PROVIDED ENTRIES →
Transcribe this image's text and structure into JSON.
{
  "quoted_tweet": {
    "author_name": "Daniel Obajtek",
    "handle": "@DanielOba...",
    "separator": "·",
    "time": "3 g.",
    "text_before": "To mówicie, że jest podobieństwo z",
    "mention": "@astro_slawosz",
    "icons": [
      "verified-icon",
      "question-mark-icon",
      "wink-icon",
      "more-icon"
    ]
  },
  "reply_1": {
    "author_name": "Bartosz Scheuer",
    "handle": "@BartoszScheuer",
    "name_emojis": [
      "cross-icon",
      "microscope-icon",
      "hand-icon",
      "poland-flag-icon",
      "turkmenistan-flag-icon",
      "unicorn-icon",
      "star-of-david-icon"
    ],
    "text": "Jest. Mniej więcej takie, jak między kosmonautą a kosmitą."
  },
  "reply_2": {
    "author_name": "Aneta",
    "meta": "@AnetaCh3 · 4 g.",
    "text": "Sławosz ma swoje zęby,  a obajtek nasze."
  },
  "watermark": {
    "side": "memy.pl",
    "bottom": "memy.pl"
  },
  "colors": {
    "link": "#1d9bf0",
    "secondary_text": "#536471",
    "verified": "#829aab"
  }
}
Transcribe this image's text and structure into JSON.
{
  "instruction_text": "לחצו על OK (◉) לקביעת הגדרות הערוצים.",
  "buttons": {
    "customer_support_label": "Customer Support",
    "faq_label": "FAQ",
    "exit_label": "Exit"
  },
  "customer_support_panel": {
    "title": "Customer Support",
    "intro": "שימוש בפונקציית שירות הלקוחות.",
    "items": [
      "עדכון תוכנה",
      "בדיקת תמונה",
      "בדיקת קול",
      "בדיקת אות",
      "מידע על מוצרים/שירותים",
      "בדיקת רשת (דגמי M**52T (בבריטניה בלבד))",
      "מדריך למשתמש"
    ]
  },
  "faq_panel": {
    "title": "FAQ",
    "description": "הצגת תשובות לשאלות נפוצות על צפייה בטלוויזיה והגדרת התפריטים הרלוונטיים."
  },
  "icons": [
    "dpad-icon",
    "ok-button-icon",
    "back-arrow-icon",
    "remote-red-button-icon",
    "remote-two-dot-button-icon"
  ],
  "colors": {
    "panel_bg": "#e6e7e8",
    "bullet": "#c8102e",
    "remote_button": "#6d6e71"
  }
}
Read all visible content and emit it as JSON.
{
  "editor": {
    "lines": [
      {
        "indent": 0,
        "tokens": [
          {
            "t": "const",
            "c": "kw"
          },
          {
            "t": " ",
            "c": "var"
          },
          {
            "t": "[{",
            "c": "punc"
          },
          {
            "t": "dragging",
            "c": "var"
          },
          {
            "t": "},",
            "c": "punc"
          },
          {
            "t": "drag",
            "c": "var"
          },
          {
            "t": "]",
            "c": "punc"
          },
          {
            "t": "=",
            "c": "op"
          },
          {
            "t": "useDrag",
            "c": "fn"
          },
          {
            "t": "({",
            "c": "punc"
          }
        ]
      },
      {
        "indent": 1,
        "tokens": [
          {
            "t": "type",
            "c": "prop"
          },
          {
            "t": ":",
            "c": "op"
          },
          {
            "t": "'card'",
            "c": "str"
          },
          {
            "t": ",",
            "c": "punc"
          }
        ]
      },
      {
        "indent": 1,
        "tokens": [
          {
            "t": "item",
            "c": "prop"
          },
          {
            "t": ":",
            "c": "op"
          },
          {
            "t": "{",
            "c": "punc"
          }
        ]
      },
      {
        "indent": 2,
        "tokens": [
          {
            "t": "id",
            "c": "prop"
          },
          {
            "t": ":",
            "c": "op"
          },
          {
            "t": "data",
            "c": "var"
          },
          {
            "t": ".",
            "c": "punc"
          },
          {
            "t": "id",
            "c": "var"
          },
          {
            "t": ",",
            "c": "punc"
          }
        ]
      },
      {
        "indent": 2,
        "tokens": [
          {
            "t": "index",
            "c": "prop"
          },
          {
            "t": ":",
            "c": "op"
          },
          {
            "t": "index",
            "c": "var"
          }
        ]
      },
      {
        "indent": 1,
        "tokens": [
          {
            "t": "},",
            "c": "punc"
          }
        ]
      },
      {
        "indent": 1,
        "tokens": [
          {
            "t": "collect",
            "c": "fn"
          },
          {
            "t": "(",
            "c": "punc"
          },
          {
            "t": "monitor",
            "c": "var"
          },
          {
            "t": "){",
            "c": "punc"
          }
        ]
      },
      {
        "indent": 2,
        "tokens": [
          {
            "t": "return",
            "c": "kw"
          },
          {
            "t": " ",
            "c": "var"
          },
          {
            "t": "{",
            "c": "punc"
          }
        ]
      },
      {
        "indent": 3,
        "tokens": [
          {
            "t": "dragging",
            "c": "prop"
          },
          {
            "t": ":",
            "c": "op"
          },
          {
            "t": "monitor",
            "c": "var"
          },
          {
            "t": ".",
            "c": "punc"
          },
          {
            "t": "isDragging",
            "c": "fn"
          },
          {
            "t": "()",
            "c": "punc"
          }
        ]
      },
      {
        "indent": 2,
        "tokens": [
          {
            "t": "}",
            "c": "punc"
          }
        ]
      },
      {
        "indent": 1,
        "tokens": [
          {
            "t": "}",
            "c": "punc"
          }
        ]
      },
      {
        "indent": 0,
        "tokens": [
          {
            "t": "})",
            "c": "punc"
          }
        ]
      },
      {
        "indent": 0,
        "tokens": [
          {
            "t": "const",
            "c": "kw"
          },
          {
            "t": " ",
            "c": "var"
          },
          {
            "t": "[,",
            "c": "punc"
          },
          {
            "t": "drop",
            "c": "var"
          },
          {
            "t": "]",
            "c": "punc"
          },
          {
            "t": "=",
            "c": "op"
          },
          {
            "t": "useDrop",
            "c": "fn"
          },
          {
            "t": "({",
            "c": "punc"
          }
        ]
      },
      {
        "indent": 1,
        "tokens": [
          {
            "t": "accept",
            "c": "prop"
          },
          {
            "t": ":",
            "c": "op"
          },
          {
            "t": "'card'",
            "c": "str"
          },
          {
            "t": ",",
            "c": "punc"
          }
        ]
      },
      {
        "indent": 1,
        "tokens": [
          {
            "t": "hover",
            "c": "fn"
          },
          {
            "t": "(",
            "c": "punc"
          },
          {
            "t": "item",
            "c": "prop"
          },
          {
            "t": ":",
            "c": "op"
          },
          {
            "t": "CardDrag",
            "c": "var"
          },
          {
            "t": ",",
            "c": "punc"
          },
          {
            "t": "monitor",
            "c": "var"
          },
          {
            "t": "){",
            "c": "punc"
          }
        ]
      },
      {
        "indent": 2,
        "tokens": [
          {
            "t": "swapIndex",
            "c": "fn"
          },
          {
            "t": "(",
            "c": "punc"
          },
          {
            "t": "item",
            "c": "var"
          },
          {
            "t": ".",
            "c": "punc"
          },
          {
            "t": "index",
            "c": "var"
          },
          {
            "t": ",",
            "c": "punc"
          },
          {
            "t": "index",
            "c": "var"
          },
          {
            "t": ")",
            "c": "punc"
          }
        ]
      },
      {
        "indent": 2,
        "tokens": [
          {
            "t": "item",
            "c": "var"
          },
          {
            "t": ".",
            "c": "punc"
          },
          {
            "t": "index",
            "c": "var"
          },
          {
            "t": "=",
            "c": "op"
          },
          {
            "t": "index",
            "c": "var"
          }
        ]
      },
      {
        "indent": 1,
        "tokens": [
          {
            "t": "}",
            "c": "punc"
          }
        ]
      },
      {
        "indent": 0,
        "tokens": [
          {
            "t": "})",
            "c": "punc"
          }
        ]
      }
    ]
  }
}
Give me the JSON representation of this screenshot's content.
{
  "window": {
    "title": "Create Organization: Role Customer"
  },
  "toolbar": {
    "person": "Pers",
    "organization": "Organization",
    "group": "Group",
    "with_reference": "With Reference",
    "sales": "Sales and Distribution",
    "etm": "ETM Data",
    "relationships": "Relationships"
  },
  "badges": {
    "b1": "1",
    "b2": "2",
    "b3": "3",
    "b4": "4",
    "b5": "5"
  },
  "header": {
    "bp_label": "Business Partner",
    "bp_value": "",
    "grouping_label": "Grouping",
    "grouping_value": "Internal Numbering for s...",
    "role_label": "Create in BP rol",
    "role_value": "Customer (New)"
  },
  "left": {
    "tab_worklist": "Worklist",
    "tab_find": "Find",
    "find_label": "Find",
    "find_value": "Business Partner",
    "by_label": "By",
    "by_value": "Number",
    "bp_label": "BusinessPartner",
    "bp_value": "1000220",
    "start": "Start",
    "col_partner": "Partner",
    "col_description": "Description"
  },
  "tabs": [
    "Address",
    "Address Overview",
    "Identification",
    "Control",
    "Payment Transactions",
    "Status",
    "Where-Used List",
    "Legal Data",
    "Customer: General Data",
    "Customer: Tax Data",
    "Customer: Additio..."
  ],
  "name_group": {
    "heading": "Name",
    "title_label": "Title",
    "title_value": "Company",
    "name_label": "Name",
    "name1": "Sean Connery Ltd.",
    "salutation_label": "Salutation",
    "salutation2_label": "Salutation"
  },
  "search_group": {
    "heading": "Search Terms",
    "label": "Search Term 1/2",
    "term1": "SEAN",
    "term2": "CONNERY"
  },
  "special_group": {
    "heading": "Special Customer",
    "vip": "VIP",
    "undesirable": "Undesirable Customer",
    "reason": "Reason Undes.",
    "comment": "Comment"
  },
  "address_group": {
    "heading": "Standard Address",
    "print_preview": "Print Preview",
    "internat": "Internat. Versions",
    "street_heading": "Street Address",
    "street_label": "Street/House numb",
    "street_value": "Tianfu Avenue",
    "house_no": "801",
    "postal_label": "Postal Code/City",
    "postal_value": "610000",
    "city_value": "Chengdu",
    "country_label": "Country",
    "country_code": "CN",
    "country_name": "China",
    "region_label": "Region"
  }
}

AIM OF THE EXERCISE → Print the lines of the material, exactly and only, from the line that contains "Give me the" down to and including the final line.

EXPECTED OUTPUT →
Give me the JSON representation of this screenshot's content.
{
  "window": {
    "title": "Create Organization: Role Customer"
  },
  "toolbar": {
    "person": "Pers",
    "organization": "Organization",
    "group": "Group",
    "with_reference": "With Reference",
    "sales": "Sales and Distribution",
    "etm": "ETM Data",
    "relationships": "Relationships"
  },
  "badges": {
    "b1": "1",
    "b2": "2",
    "b3": "3",
    "b4": "4",
    "b5": "5"
  },
  "header": {
    "bp_label": "Business Partner",
    "bp_value": "",
    "grouping_label": "Grouping",
    "grouping_value": "Internal Numbering for s...",
    "role_label": "Create in BP rol",
    "role_value": "Customer (New)"
  },
  "left": {
    "tab_worklist": "Worklist",
    "tab_find": "Find",
    "find_label": "Find",
    "find_value": "Business Partner",
    "by_label": "By",
    "by_value": "Number",
    "bp_label": "BusinessPartner",
    "bp_value": "1000220",
    "start": "Start",
    "col_partner": "Partner",
    "col_description": "Description"
  },
  "tabs": [
    "Address",
    "Address Overview",
    "Identification",
    "Control",
    "Payment Transactions",
    "Status",
    "Where-Used List",
    "Legal Data",
    "Customer: General Data",
    "Customer: Tax Data",
    "Customer: Additio..."
  ],
  "name_group": {
    "heading": "Name",
    "title_label": "Title",
    "title_value": "Company",
    "name_label": "Name",
    "name1": "Sean Connery Ltd.",
    "salutation_label": "Salutation",
    "salutation2_label": "Salutation"
  },
  "search_group": {
    "heading": "Search Terms",
    "label": "Search Term 1/2",
    "term1": "SEAN",
    "term2": "CONNERY"
  },
  "special_group": {
    "heading": "Special Customer",
    "vip": "VIP",
    "undesirable": "Undesirable Customer",
    "reason": "Reason Undes.",
    "comment": "Comment"
  },
  "address_group": {
    "heading": "Standard Address",
    "print_preview": "Print Preview",
    "internat": "Internat. Versions",
    "street_heading": "Street Address",
    "street_label": "Street/House numb",
    "street_value": "Tianfu Avenue",
    "house_no": "801",
    "postal_label": "Postal Code/City",
    "postal_value": "610000",
    "city_value": "Chengdu",
    "country_label": "Country",
    "country_code": "CN",
    "country_name": "China",
    "region_label": "Region"
  }
}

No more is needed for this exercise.